The voice acting was a pretty obvious bit about The Scorpion King, and it would be no secret that The Rock would have to contribute his voice. As much as I think he's a talented performer (to those scoffing: I've seen him sing Sinatra and he's damn good) this game just does not do him justice. The dialogue randomly gets cut off, sounds scratchy, and is worst of all muffled beyond belief. If it wasn't for the subtitles, I would not understand a single word that is being spoken. There is a soundtrack, but it's nothing memorable, and can best be described as 'ho-hum'. With that said, rest assured that the sound is no better than the rest of the game. It's glitchy and features some terrible sound quality -- certainly something that we shouldn't be seeing anymore in this era of gaming.
Scorpion King's controls are every bit of a joke as the rest of the game is. The controls are clunky with poor action responses, and just when you thought it couldn't get worse, it does. The camera has a habit of drifting off and becoming a nuisance. Aside from that, picking up and throwing objects at enemies requires the gamer to actually set the camera and the character straight so that you have a chance of hitting the enemy. In most cases you will miss, because of the lack of a lock-on feature for both throwing and actual combat. Controlling Mathayus feels very dull. He doesn't move as smoothly and elegantly as Solid Snake does, or as Ico does, or as Jak (from Jak and Daxter) does. Mathayus just moves like a brick with feet. Though, having read this much, did you really expect anything else from the game?
Point of View clearly knew what they were working with. This is a popular movie license that would sell regardless of how the game looked and played. They took advantage of the license, and that's about all. The Scorpion King is a terrible piece of software that does absolutely no justice to the movie. If you want an adventure title that has a barbaric character, and is actually incredibly good, go for Sony's The Mark of Kri. The Mark of Kri is the ideal game for those disappointed with The Scorpion King's outcome -- and that pretty much accounts for every poor sap that actually forked over fifty bones for this beer bottle coaster.

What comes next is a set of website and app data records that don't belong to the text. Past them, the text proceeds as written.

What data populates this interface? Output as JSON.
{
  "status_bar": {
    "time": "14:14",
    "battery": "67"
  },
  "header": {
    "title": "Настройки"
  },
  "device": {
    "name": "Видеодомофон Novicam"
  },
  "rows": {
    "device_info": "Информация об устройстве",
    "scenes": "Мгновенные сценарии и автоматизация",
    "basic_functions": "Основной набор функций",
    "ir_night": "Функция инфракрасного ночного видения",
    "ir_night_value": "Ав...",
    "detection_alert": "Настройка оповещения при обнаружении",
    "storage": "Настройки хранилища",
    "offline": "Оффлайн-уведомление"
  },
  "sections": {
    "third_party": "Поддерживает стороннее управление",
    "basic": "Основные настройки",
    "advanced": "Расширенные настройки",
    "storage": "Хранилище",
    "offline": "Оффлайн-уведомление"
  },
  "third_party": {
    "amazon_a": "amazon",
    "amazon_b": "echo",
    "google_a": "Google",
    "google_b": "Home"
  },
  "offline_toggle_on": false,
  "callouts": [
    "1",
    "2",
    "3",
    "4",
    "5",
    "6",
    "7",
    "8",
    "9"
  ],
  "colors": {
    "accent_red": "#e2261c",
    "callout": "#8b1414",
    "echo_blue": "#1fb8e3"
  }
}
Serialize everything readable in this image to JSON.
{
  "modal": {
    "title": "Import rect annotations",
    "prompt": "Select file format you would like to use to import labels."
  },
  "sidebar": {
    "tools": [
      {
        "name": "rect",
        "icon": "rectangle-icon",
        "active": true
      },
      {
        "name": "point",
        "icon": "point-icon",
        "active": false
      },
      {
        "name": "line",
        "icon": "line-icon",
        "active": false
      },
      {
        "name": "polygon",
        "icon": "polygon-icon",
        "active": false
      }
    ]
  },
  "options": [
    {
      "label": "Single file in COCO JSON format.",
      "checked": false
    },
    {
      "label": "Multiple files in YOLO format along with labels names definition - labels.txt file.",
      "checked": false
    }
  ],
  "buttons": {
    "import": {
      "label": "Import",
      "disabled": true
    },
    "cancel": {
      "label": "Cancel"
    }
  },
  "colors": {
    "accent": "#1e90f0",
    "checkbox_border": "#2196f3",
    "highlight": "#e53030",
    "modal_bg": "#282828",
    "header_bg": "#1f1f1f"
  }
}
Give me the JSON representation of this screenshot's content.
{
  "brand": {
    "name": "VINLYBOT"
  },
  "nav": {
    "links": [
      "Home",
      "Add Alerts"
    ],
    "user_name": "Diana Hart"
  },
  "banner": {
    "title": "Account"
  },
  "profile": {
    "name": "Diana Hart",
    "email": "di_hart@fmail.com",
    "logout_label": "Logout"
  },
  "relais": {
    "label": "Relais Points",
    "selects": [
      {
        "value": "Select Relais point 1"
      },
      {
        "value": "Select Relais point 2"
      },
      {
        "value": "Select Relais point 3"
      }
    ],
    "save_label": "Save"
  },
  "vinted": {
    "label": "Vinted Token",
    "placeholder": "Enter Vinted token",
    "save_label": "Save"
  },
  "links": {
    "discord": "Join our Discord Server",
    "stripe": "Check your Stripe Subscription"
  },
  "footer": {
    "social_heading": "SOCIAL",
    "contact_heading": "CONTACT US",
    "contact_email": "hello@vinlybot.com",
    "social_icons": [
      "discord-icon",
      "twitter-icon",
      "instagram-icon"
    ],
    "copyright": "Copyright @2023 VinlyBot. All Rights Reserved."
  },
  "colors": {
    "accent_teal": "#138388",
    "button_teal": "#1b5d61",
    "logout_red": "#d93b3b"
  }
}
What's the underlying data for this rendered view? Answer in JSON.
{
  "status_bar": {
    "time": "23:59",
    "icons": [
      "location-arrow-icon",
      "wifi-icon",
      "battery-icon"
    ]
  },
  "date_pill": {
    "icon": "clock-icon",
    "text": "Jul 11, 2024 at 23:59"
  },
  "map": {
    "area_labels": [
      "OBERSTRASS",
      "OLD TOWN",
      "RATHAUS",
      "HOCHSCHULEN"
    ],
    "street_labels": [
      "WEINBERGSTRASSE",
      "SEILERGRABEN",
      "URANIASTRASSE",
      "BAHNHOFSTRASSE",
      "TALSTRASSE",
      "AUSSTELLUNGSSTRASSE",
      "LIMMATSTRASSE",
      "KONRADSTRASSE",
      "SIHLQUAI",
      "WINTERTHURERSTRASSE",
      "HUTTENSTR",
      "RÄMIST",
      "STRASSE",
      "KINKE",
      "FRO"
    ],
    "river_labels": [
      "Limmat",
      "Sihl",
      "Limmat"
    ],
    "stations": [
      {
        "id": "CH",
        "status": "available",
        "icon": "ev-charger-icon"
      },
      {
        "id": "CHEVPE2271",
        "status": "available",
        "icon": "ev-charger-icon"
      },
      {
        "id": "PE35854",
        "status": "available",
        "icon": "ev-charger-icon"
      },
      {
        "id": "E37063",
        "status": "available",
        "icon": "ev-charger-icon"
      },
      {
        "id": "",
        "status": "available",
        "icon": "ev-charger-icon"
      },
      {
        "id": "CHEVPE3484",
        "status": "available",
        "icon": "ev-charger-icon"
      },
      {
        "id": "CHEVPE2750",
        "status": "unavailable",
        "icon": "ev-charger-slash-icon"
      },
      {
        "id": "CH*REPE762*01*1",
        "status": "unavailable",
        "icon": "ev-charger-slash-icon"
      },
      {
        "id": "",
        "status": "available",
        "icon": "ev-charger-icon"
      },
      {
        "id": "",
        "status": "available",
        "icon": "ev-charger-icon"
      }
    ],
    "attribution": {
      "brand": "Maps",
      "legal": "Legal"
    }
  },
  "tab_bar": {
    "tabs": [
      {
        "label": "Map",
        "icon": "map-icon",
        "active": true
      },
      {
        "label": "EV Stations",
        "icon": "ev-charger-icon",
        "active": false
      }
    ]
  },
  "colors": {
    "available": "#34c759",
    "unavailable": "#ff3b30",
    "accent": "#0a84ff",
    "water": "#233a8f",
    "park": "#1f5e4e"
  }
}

But hey, at least Vivendi pretty much acknowledges that the game is terrible; why else would they include a free Scorpion King skateboard sticker? The final word is, forget The Scorpion King, and buy The Mark of Kri. Plus you save ten bucks and you go home with one of the best PS2 titles of the year.
9/16/2002 Arnold Katayev